It seems to me that there are plenty of police officers out there with their heads down at the moment.
I’m proud to count any number of them as my friends… I’m proud to serve alongside them all.
• There’s the retiring officer – who thought they’d never say it, but they’re glad they’re going;
• There’s the brilliant PC – who has put their papers in, saying simply that they’ve had enough;
• There’s the Police Staff member – who sees no prospect of getting on in the Job, now leaving for the private sector;
• And there are those who are staying – but who will, if you ask them, tell you that all is not well.
Perhaps we shouldn’t be surprised.
There are any number of reasons that might be given for their sense of unease:
• Police Reform
• Pay & Conditions
• Unprecedented levels of scrutiny and no shortage of external criticism
• Public Sector partners feeling the strain
• A policing past that is catching up with us (with the recognition that some of our troubles are of our own making) and a policing present that is becoming ever more complex and challenging
• An evolving terrorist threat that puts police officers directly in the line of fire
Whether you agree with them or not, it all adds up to a pretty challenging picture.
Certainly the most challenging I’ve known in more than 22 years of doing this remarkable job – arguably more challenging than anything seen in the post-war era.
And there is a realisation that so much of what is happening is beyond the immediate influence or control of any one of us. Indeed, the only thing that is within our absolute control is the way in which we – both individually and collectively – choose to respond to it all.
And we could let our heads drop. On occasions, perhaps some of us might be forgiven for doing so.
We can remind ourselves that, in spite of everything, this is still the best job in the world; that it is still one of the very most important…
Because, whatever else is happening, the calls will keep coming.
To the crime scene, to the car crash, to the Domestic Violence victim, to the Missing Person, to the man having a schizophrenic episode, to the illegal rave, to the trafficker and the pimp, to the Sudden Death, to the ‘Suspects On’, to the child left home alone, to the family feud, to the stalker, to the pub fight and the street brawl, to the suspicious package, to the neighbour dispute, to the gang member, to the girl threatening suicide, to the aggravated trespass, to the lonely soul who just needs someone to talk to…
Regardless of what’s going on in the world around us, there are people out there right now who need a helping hand – and there are people out there right now who just need nicking.
We are still that agency of first and last resort…
And what’s not to love about this extraordinary line of work?
• There is the brilliance & bravery, the courage & compassion of the officers I work alongside – the ‘everyday heroism’ of the people who police our streets;

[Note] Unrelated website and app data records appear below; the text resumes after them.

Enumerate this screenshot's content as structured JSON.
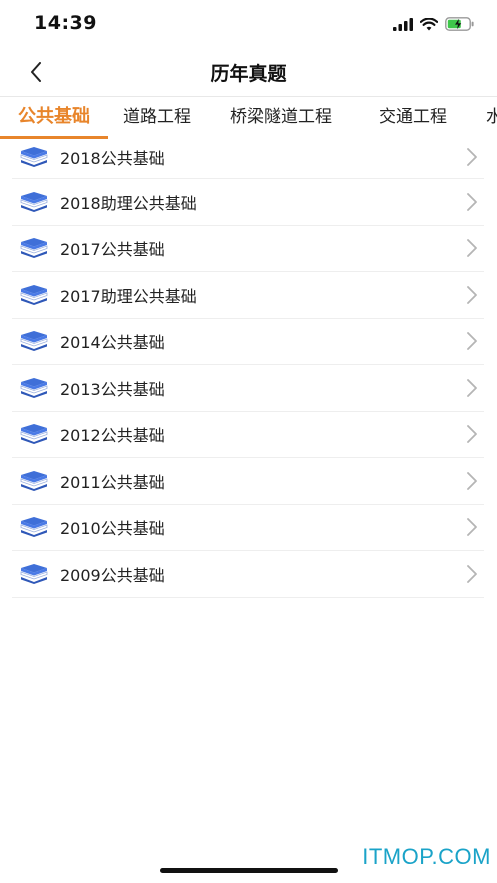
{
  "status_bar": {
    "time": "14:39",
    "icons": [
      "signal-icon",
      "wifi-icon",
      "battery-charging-icon"
    ]
  },
  "nav": {
    "title": "历年真题",
    "back_icon": "chevron-left-icon"
  },
  "tabs": [
    {
      "label": "公共基础",
      "active": true
    },
    {
      "label": "道路工程",
      "active": false
    },
    {
      "label": "桥梁隧道工程",
      "active": false
    },
    {
      "label": "交通工程",
      "active": false
    },
    {
      "label": "水",
      "active": false
    }
  ],
  "list": {
    "item_icon": "book-stack-icon",
    "arrow_icon": "chevron-right-icon",
    "items": [
      {
        "label": "2018公共基础"
      },
      {
        "label": "2018助理公共基础"
      },
      {
        "label": "2017公共基础"
      },
      {
        "label": "2017助理公共基础"
      },
      {
        "label": "2014公共基础"
      },
      {
        "label": "2013公共基础"
      },
      {
        "label": "2012公共基础"
      },
      {
        "label": "2011公共基础"
      },
      {
        "label": "2010公共基础"
      },
      {
        "label": "2009公共基础"
      }
    ]
  },
  "watermark": "ITMOP.COM",
  "colors": {
    "accent": "#e8852b",
    "book_blue": "#3f6fd8",
    "watermark": "#1aa3c8"
  }
}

• There is the recognition that this, truly, is a job like no other;
• There is that precious sense of belonging – of being part of a unique and extraordinary (and occasionally dysfunctional) family;

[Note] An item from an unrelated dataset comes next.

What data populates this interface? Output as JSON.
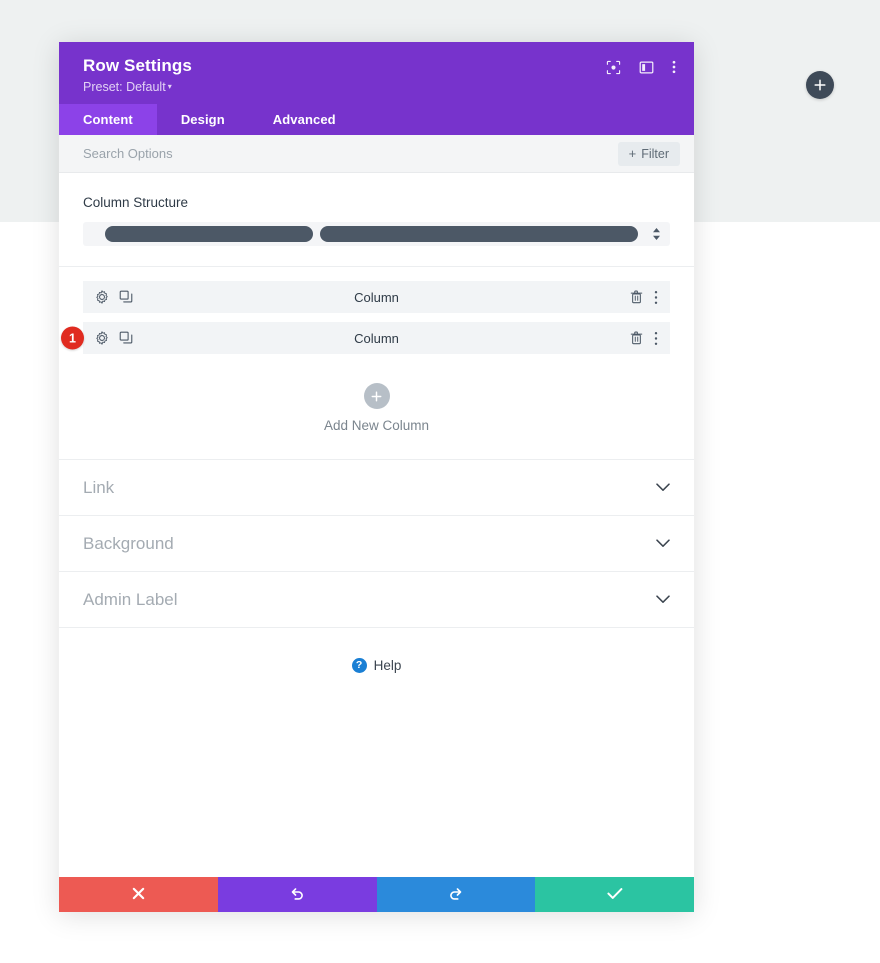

• There is the fact that I have laughed longer and harder in the company of police officers than perhaps with anyone else;
• There is the gratitude and appreciation of those for whom we have answered the call;
• There is the priceless knowledge, as you head home at the end of the day, that you have made a difference – perhaps all the difference in the world;
• There is the realisation that the police service still has the support of the vast majority of decent people;
• There is the remembrance that it really isn’t the critic who counts…
Yes – it’s damn challenging at the moment. But, chin up…
Because this Job still matters more than I can possibly say.
When I grow up, I still want to be a police officer…